Dr. Cathie Garnis is an Assistant Professor and Director of Research for the Division of Otolaryngology at the University of British Columbia. She completed her PhD from the University of British Columbia in 2005 and went on to a post-doctoral fellowship with Dr. Philip Sharp at the MIT Center for Cancer Research. Dr. Garnis has published over 25 peer-reviewed articles and book chapters and her work has been cited more than 600 times. She has served on several national and international grant panels and is on the editorial board of Dataset Papers in Oncology.
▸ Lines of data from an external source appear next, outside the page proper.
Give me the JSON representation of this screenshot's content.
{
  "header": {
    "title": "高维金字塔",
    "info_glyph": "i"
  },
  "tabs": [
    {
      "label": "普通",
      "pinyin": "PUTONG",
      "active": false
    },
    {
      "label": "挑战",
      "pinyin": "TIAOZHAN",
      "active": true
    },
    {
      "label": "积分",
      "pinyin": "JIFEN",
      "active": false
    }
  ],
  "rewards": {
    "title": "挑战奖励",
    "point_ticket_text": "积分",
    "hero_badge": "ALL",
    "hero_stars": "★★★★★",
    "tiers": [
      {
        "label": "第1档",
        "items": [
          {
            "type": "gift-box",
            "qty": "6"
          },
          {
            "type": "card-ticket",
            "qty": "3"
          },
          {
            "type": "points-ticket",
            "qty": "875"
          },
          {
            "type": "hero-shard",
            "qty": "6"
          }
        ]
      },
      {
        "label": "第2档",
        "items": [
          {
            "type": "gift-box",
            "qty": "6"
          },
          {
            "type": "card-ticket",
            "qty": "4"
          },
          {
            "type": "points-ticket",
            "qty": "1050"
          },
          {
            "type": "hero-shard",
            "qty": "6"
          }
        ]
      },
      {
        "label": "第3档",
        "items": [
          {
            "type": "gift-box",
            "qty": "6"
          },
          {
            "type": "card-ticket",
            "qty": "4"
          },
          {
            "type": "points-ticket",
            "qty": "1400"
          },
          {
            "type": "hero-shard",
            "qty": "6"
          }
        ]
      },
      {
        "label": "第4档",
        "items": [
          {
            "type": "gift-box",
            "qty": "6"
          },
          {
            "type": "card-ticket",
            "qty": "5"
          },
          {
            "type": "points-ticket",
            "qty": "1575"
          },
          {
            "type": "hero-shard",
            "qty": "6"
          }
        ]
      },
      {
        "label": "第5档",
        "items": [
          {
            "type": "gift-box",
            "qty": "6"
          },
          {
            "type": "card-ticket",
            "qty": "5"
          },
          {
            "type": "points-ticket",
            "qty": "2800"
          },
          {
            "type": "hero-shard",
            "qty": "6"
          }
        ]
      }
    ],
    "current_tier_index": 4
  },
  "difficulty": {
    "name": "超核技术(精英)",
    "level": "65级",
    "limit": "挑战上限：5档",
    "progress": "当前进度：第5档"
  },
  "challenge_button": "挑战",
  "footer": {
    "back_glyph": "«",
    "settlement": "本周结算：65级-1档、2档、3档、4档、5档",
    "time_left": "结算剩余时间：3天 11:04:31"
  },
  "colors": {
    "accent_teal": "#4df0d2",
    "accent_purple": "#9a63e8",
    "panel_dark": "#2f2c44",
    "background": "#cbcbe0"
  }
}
Oral cancer (OC) is one of the most commonly diagnosed cancer types worldwide. In some developing countries it is a leading cause of cancer death. Signifi cantly, survival rates for OC patients have not improved for decades. To combat this, my group is working to understand the molecular alteration events that drive tumor development and to identify new molecular tools that can be applied to manage patients who present clinically with oral cancers and precancers. OC develops through a series of histological stages, beginning with movement from hyperplasia to mild/moderate dysplasia (both representing low grade oral premalignant lesions [LG OPLs]), progressing to severe dysplasia and carcinoma in situ (high grade [HG] OPLs), until fi nally becoming invasive cancer. While it is understood that this progression results from an accumulation of molecular alterations, attempts to identify these alterations have met with limited success. Using our expertise in the area of genomics and RNA biology, we are analyzing individual OC and OPL cases by integrative analysis of alterations in DNA dosage, mRNA expression, miRNA expression, and DNA methylation. Th is approach is not only helping us determine which molecular changes are critical for driving disease, yielding new knowledge regarding oral tumorigenic processes but also identifying novel biomarkers of disease behaviour which will ultimately guide disease management.